The Weeknd confirmed the NFL and Super Bowl organisers will still cover the usual production costs involved with the halftime show, which is set to be 12-13 minutes long.

One of The Weeknd’s managers, Amir Esmailian, said The Weeknd and his team have always had a goal of performing at the Super Bowl, but did not expect the performance to be as early as 2021.

“[The Weeknd] always had the Super Bowl on our bucket list,” Esmailian said.

“We’ve always had timelines for all of our goals.

“It came a few years earlier than we expected,” he said.

The NFL’s Super Bowl halftime show has been reported to cost the NFL upwards of USD$10 million (AUD$13 million) in recent years in production costs, however, Reuters reported the 2020 Super Bowl halftime show cost the NFL USD$13 million (AUD$17 million).

Meanwhile, the 2021 Super Bowl LV will look different this year compared to previous editions, with several key brands that typically feature with highly anticipated advertisements, such as Budweiser and Bud Light, opting to invest in COVID-19 relief funding instead of ads.

Super Bowl ads have been reported to cost an estimated USD$5.5 million (AUD$7.1 million) for a 30-second spot.

Western Michigan University’s Haworth College of Business advertising instructor, Greg Gerfen, said: “This year’s Super Bowl will look a little different than past Super Bowls.”

“There are some big names not advertising in the Super Bowl this year.

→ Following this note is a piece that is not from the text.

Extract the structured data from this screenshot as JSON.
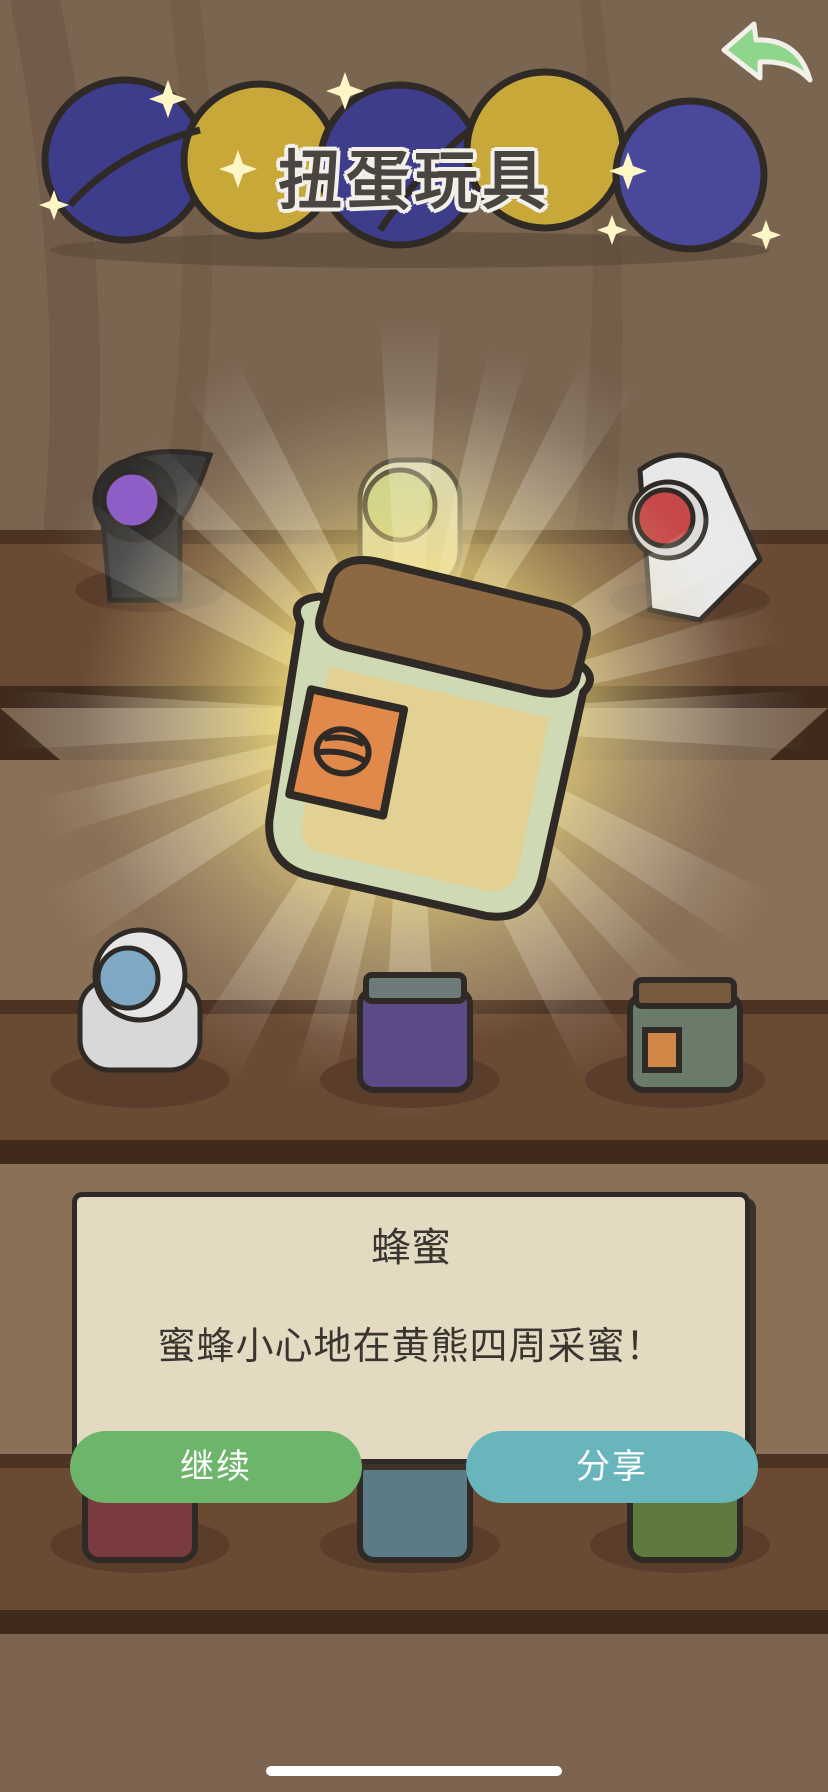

“What’s interesting is Budweiser is going to be taking their money, the $5.5 million that would normally go to a 30-second spot, and they’re going to be buying air-time that will go toward pro-vaccine messages to be put out into the marketplace,” Gerfen said.